* UCLA in May opened UCLA Spirit, a university gift shop at Universal Citywalk. The 1,650-square foot store offers a wide variety of product emblazoned with UCLA’s colors, logo and name.
* San Diego State University last week doubled the size of its year-old Aztec Shop in Fashion Valley mall in San Diego to 2,400 square feet and added licensed clothing from more than 50 other colleges.
* UC Irvine sells its merchandise through two on-campus shops and a bookstore in the Irvine Marketplace. However, the bulk of the off-campus store’s sales involve books, not clothing with the UCI marks.
Not surprisingly, collegiate sales are driven by success on the athletic field and arena.
“When our football team came out strong last year with that amazing start, our store was packed,” said Kris Shetter, marketing manager for the SDSU shop. Fan interest waned after the Aztecs self-destructed on the gridiron, but the shop rang up $500,000 in sales last year and hopes to hit $1 million during the 1993-94 school year, Shetter said.
Colleges that properly promote and police their “marks” can earn several million dollars annually in licensing fees, Battle said. But only a handful of universities--such as Michigan, Georgetown and Miami--have reached that pinnacle.
College administrators initially entered the licensing arena hoping to crack down on “offensive and obscene” products that flooded the market during the 1980s, Battle said. One Southeastern U.S. university’s mascot appeared on a condom, while a Texas institution’s logo appeared on the handle of a pistol.
Policing is still a major part of product licensing, but during the late 1980s, cash-strapped college administrators recognized the potential for profit as America’s ongoing love affair with collegiate sports blossomed. Savvy administrators now know that revenue will soar if their teams appear in the NCAA’s basketball Final Four or win the mythical football “national championship.”
Today’s market leaders move to the top of the sales heap on their athletic prowess. But, increasingly, it takes more than winning seasons to stay on top.
“Kids like the ‘winning team’ aspect, but they also are picking up on licensed apparel as a fashion statement,” Much said. “Yes, you see a lot of Chicago Bulls because they won, but kids also are drawn by the colors and the logo.”
For professional and collegiate teams, bright colors and flashy designs are increasingly important.
College coaches have always pressured administrators for permission to make their mascots more fierce-looking, but college administrators are a “fairly conservative group,” Battle said.
Don’t count on USC’s maroon and gold giving way to silver, black or teal--three of today’s hottest colors.
The established universities will give their loyal alumni the traditional colors and designs, Much said. “But you might see a new line of flashier things for the kids who want to make a fashion statement.”
Some customs remain sacrosanct.
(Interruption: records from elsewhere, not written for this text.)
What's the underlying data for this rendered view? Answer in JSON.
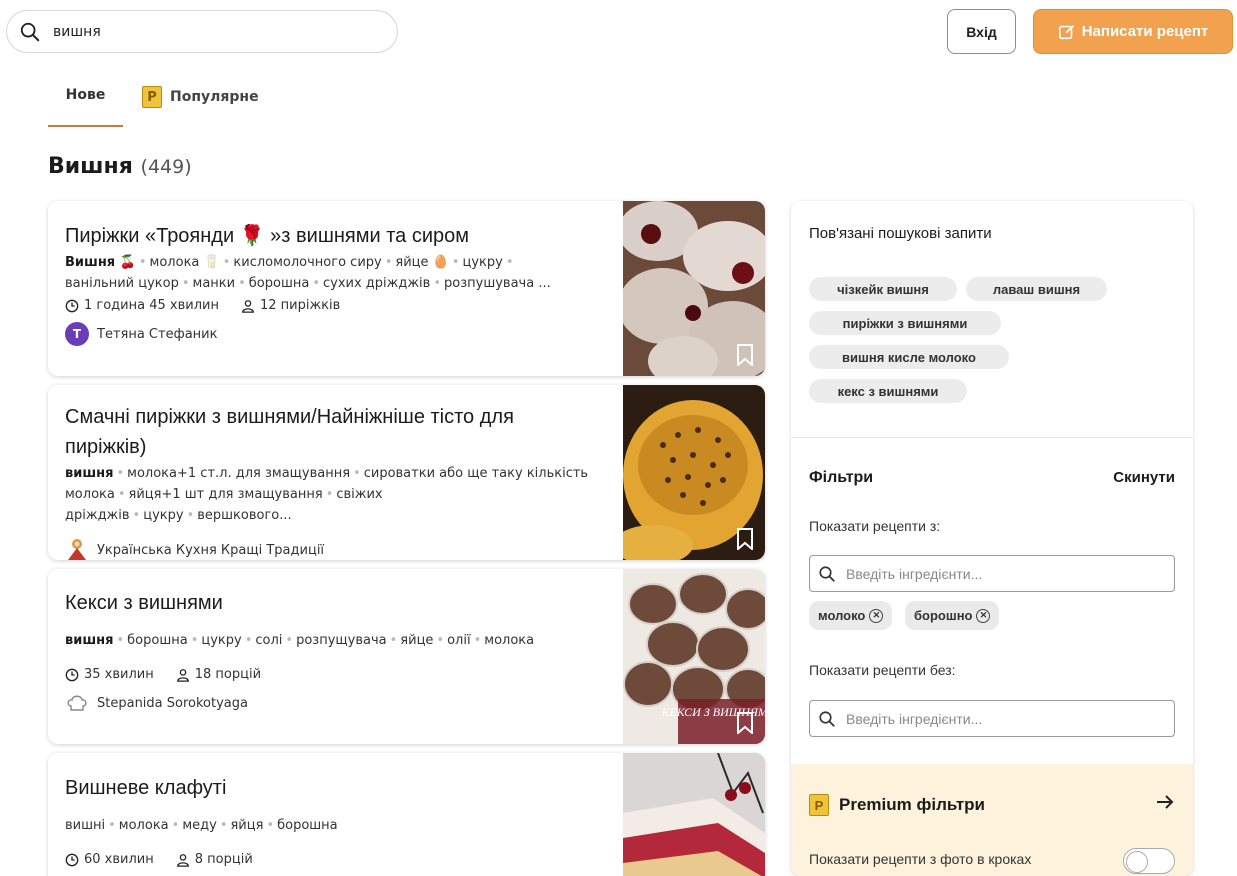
{
  "search": {
    "value": "вишня"
  },
  "header": {
    "login_label": "Вхід",
    "write_label": "Написати рецепт"
  },
  "tabs": [
    {
      "label": "Нове"
    },
    {
      "label": "Популярне"
    }
  ],
  "heading": {
    "title": "Вишня",
    "count": "(449)"
  },
  "recipes": [
    {
      "title": "Пиріжки «Троянди 🌹 »з вишнями та сиром",
      "ingredients_line1": [
        "Вишня 🍒",
        "молока 🥛",
        "кисломолочного сиру",
        "яйце 🥚",
        "цукру"
      ],
      "ingredients_line2": [
        "ванільний цукор",
        "манки",
        "борошна",
        "сухих дріжджів",
        "розпушувача ..."
      ],
      "time": "1 година 45 хвилин",
      "servings": "12 пиріжків",
      "author": "Тетяна Стефаник",
      "author_initial": "T"
    },
    {
      "title": "Смачні пиріжки з вишнями/Найніжніше тісто для пиріжків)",
      "ingredients_line1": [
        "вишня",
        "молока+1 ст.л. для змащування",
        "сироватки або ще таку кількість"
      ],
      "ingredients_line2": [
        "молока",
        "яйця+1 шт для змащування",
        "свіжих дріжджів",
        "цукру",
        "вершкового..."
      ],
      "author": "Українська Кухня Кращі Традиції"
    },
    {
      "title": "Кекси з вишнями",
      "ingredients_line1": [
        "вишня",
        "борошна",
        "цукру",
        "солі",
        "розпущувача",
        "яйце",
        "олії",
        "молока"
      ],
      "time": "35 хвилин",
      "servings": "18 порцій",
      "author": "Stepanida Sorokotyaga",
      "photo_caption": "КЕКСИ З ВИШНЯМИ"
    },
    {
      "title": "Вишневе клафуті",
      "ingredients_line1": [
        "вишні",
        "молока",
        "меду",
        "яйця",
        "борошна"
      ],
      "time": "60 хвилин",
      "servings": "8 порцій"
    }
  ],
  "sidebar": {
    "related_title": "Пов'язані пошукові запити",
    "related": [
      "чізкейк вишня",
      "лаваш вишня",
      "пиріжки з вишнями",
      "вишня кисле молоко",
      "кекс з вишнями"
    ],
    "filters_title": "Фільтри",
    "reset_label": "Скинути",
    "show_with_label": "Показати рецепти з:",
    "show_without_label": "Показати рецепти без:",
    "ingredient_placeholder": "Введіть інгредієнти...",
    "with_tags": [
      "молоко",
      "борошно"
    ],
    "premium_title": "Premium фільтри",
    "photo_steps_label": "Показати рецепти з фото в кроках"
  },
  "colors": {
    "accent": "#f2a14e",
    "tab_underline": "#c87a36",
    "premium_bg": "#fdf3dc"
  }
}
Stanford University last week headed off alumni protests by emphatically stating that the school’s nickname, “Cardinal,” wasn’t being put out to pasture in favor of something more marketable. Confusion erupted after a university official authorized a contest to produce “additional design elements” for use on licensed merchandise, including mugs and T-shirts.
And Battle shudders at the thought of the Volunteers abandoning their bright Tennessee orange and white for black and silver just to bring in more greenbacks. “I could never imagine changing Tennessee orange to anything,” he said. Vols fans would “burn the world down if you did that.”
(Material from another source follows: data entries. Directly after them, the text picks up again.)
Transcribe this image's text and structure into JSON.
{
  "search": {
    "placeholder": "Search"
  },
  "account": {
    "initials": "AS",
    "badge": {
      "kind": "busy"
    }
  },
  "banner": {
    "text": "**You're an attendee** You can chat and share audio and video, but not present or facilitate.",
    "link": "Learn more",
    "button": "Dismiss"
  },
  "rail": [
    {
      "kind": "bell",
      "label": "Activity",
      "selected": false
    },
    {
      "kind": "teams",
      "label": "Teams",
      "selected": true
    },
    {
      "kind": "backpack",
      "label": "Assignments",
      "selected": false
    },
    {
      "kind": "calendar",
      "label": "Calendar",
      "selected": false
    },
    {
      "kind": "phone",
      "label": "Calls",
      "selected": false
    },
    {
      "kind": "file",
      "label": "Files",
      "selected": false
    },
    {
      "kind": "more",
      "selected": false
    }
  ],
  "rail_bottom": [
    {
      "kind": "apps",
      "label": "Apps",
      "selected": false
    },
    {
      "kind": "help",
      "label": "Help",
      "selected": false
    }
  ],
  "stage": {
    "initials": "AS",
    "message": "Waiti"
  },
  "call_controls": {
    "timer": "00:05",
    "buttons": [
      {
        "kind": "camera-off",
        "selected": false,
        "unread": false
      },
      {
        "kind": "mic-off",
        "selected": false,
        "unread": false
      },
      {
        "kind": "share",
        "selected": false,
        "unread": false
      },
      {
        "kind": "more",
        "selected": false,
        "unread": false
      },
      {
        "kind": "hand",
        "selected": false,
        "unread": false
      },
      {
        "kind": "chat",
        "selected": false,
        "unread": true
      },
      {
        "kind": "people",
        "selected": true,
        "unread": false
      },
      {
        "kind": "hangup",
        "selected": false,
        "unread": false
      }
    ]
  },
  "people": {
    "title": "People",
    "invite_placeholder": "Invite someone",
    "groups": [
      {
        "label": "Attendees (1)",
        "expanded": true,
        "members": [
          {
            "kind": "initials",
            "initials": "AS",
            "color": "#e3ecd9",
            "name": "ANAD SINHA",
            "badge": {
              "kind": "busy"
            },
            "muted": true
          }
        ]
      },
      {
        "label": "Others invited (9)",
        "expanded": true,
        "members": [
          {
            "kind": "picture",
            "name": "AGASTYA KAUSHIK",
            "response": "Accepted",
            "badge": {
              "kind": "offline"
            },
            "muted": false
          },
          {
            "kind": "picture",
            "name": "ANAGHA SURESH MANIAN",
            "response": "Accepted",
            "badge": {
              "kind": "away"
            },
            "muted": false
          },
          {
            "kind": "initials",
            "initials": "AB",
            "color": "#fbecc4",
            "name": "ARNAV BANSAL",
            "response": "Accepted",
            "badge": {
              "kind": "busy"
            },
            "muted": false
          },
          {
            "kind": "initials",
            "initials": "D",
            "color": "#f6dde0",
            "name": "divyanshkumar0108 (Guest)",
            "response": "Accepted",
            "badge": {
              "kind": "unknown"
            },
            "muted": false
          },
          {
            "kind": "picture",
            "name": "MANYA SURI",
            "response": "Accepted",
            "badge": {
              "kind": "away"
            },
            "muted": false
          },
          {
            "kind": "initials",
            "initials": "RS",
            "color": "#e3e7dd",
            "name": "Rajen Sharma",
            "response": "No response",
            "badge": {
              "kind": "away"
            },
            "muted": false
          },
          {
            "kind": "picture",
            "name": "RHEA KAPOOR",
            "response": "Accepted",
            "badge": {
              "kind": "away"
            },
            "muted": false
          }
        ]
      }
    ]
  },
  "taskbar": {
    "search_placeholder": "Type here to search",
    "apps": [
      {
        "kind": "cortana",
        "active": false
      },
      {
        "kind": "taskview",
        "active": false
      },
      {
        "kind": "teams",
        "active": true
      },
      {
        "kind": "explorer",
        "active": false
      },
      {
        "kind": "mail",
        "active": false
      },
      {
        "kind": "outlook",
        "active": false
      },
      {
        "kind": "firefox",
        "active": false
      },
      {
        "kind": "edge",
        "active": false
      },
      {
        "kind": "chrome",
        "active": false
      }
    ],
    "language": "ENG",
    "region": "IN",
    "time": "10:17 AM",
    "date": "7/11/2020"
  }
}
Revenue from the nationwide sales of officially licensed collegiate attire and memorabilia is expected to reach $2 billion this year. University of Southern California recently opened a temporary boutique at South Coast Plaza’s Crystal Court, hoping to get a head start on holiday demand.
USC GIFT STORE
* Location: Crystal Court, South Coast Plaza * Opened: Saturday * Closes: Dec. 31
Selected Items for Sale * Citizen quartz watch: $285-$295 * Sweat shirt: $50-$75 * Stadium blanket: $50 * Tommy Trojan rocking horse: $96 * USC toilet paper: $6* * USC toilet seat: $25* * Letterman’s jacket (wool and leather): $200 * Child’s cheerleader outfit: $19.95 * Sold out but will be restocked
Source: USC Gift Store; Researched by JANICE L. JONES / Los Angeles Times